It takes a week of -10 to -15 degrees to drive soil temps to the dangerous level if there is no snow.  If there is snow it will never get that cold at the crown. 
"But won't the freezing and thawing pull the plant out of the ground?"  No.  The amount of freeze thaw action has been very minor.  A wheat plant anchored in the ground is not susceptible to heaving injury. 
So the next time you start to worry about the wheat crop, remember one thing.  The wheat crop is not worrying about you.

Monday, February 13, 2012

Out With The Old, In With The Almost New

This is old news because it happened over a month ago.  Thanks to my buddy Ivan at Port Perry, who just had to have a new sprayer, the dominoes fell.  

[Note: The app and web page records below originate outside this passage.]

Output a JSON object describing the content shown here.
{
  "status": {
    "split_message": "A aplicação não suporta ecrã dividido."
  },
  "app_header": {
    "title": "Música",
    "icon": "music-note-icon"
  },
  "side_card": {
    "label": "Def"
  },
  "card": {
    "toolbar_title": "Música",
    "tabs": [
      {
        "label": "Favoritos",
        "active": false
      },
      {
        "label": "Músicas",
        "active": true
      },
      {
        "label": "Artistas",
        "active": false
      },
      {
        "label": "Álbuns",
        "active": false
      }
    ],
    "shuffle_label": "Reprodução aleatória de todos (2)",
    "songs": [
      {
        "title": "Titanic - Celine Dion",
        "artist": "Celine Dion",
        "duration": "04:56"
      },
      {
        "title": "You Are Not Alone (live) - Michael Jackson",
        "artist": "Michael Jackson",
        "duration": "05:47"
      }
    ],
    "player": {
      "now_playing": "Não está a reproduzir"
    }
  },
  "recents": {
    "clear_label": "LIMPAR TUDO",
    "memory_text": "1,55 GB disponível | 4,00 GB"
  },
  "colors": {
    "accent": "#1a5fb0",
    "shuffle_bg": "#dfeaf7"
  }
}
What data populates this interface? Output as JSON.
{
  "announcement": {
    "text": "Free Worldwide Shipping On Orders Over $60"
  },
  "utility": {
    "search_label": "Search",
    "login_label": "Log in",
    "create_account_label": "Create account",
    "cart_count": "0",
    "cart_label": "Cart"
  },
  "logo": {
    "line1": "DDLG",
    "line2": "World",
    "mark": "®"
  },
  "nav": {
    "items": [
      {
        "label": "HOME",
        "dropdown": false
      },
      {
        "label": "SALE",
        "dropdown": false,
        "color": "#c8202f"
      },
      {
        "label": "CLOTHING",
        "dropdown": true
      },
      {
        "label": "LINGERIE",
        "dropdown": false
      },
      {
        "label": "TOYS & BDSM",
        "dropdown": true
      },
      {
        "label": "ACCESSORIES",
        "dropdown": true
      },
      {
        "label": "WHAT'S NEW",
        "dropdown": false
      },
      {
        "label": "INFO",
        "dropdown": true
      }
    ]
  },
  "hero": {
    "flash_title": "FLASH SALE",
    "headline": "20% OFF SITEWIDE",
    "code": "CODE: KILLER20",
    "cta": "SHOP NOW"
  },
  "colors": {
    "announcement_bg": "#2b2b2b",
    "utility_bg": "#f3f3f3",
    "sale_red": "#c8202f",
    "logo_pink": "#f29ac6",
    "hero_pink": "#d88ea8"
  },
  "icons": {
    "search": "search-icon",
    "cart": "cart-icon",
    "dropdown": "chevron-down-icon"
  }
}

Brian traded his Case IH 3310 in the picture above, for Ivan's 2010 model 4420, simliar to the one in the picture below.

Like so much of agriculture, spraying is a technology driven game.  You either are in the game or you are out.  Despite being a reliable, trouble free machine, the 3310 was 7 years old. When technology is involved, 7 years is ancient. 
The 4420 has 120' boom, 1200 gal tank, automatic boom height sensors. auto steer and most importantly, up graded GPS capability.
Giddy up!!

Thursday, February 2, 2012

Scared? I (We) Should Be

I have been asked to speak next week at a meeting sponsored by Stratford Farm Equipment.  They are promoting the successful Trioliet feed mixers to their customers and have asked me to be part of the program.
I am not a gifted public speaker.  While attending school I would avoid it at all cost, but after a couple of spectacular crash and burns I have learned that I can overcome the fear of sounding like an idiot.  A sense of humour is a good defense.
The best thing about preparing a presentation is that it forces you to research your topic, even when it is a topic that you know very well.  You still learn new things that either help to support or cause you to change your point of view. 
One of the things I am addressing next week is fertility and soil testing, which can be really boring unless you have a strong message. 
I came across some interesting data presented by two friends of mine, Allan McCallum and Paul Sullivan, at the Southwest Ag Conference in Ridgetown. 
A concern among all practising agronomists is the decline in soil test levels for phosphorous and potash.  We see it regularly and agree the trend is alarming.  The following graphs help explain why.

This is a graph of phosphorous usage in Ontario.  You can see fertilizer application peaked around 1980.  High interest rates, low commodity prices and agronomists advising to reduce phosphorus rates all caused the usage to decline sharply.  The vertical bars indicate the amount of phosphorous that is removed by the crops we grow.  Today we are taking more phosphorous out of the soil than we are putting back. 

This is the potash graph.  A little complicated, but the trend is the same as phosphorous.  More being trucked out of the field than coming back.

A different way to look at it is to compare the nutrient removal by crops over the last 25 years.  We are taking a lot more nutrients out of every acre with our high yielding crops than we were in the 80's.  The following chart indicates the amount of nutrients removed by a 3 year crop rotation of corn, soybeans and wheat.  If you want to see the numbers for rotations that include corn silage and haylage, come to the meeting next week. 

Our fertility programs today need to be tailored to reflect this change.  Unfortunately, this is not happening.  I know fertilizer is expensive, it hurts to write the cheque.  But the extra dollars needed to keep up are not huge and if you drain the fertility bank, you lose the farm.  We have been blessed to be able to live on the fertility reserves that our fathers and older brothers handed down.  What are you going to hand down? 
And the next time your buddy complains about the price of fertilizer, instead of agreeing with him, ask him how much he is willing to pay for land rent.